The Consumer Financial Protection Bureau (CFPB) and the Federal Trade Commission (FTC). will host a public workshop on December 10, 2019 to discuss issues affecting the accuracy of both traditional credit reports and employment and tenant background screening reports.
Since the FTC released its on accuracy in credit reporting, there have been several changes in the landscape that impact the accuracy of consumer reports. In 2012, the CFPB began conducting supervisory reviews over large credit reporting agencies (CRAs), as well as various providers of consumer financial products or services that furnish information about consumers to CRAs. In addition, in 2015, following state investigations regarding various credit reporting issues, the nationwide CRAs agreed to a that requires stricter standards for matching records, removal of certain public record information, and restrictions on medical debt reporting. Also, new developments, such as the use of machine learning and alternative data in making eligibility determinations, present both opportunities and challenges for the consumer reporting industry.
The December workshop seeks to bring together stakeholders – including industry representatives, consumer advocates, and regulators – for a wide-ranging public discussion on the many issues impacting the accuracy of consumer reports. The agencies invite interested individuals to submit comments recommending topics that should be addressed or specific information on the following potential topics for discussion:
- What are the lessons from the CFPB’s supervisory reviews of CRAs and furnishers on accuracy and dispute obligations?
- What are the lessons from CFPB and FTC enforcement cases on furnisher and CRA accuracy obligations?
- How do furnishing practices differ based on the types of furnishers and information they furnish to CRAs and how does that impact accuracy?
- What has been the effect of the removal of most civil judgments and tax liens from credit reports and recent changes in the reporting of medical debt?

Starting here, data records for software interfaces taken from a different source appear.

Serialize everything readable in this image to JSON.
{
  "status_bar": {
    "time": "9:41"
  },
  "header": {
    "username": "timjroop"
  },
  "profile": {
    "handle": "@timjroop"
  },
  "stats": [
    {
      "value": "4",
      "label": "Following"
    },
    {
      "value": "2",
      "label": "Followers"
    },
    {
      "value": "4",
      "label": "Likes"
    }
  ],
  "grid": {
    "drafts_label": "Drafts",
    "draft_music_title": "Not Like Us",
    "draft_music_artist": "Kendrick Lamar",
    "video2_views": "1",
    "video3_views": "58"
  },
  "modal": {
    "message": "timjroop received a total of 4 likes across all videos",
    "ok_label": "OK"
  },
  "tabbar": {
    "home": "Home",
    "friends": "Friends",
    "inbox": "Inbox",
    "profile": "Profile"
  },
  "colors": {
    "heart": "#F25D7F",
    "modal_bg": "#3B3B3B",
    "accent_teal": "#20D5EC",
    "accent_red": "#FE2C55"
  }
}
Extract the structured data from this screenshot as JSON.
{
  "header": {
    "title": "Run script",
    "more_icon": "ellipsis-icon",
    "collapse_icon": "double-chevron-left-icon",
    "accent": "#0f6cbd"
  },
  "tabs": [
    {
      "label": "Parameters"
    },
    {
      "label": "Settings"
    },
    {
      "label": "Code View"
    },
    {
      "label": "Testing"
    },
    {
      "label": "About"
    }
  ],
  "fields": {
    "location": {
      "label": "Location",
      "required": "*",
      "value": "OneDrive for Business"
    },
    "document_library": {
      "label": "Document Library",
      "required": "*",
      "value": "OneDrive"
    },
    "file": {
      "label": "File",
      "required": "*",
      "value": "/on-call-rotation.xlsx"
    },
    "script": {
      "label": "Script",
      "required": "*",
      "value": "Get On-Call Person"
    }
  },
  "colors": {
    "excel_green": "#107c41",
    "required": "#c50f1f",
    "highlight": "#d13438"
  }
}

- How do background screening CRAs address accuracy in light of the limited personal identifying information included in public records?
- What opportunities or challenges does inclusion of non-traditional data in credit reports, credit scoring models, or background screening reports present for accuracy?
- Can new technologies and data management practices be used to improve accuracy?
- How do consumers learn about inaccuracies on their consumer reports and navigate the current dispute process? What are the experiences of victims of identity theft in the dispute process?
- How have the changes to the dispute process contained in the National Consumer Assistance Plan, which evolved out of the 2015 multi-state settlement, impacted the consumer experience?
- Once consumers get erroneous information removed from their credit files through the dispute process do they still have difficulties getting loans or other credit?
- What government measures (including changes in the law) and private sector measures could improve accuracy? What are the costs and benefits of these possible measures?
Comments may be submitted until January 10, 2020, electronically at or in written form. If you prefer to file your comment on paper, write “Accuracy in Consumer Reporting Workshop” on your comment and on the envelope and mail your comment to the following address: Federal Trade Commission, Office of the Secretary, Constitution Center, 400 7th St., SW, 5th Floor, Suite 5610, Washington, D.C., 20024.
Requests to participate as a presenter or panelist at the workshop can be submitted to AccuracyWorkshop@ftc.gov. If a proposed panelist or commenter is affiliated with an entity that has provided funding for research, analysis, or commentary on relevant topics, please identify such funding and its source in your comment or in your request for consideration as a speaker.
The Consumer Financial Protection Bureau (CFPB) is a 21st century agency that helps consumer finance markets work by making rules more effective, by consistently and fairly enforcing those rules, and by empowering consumers to take more control over their economic lives. For more information, visit www.consumerfinance.gov.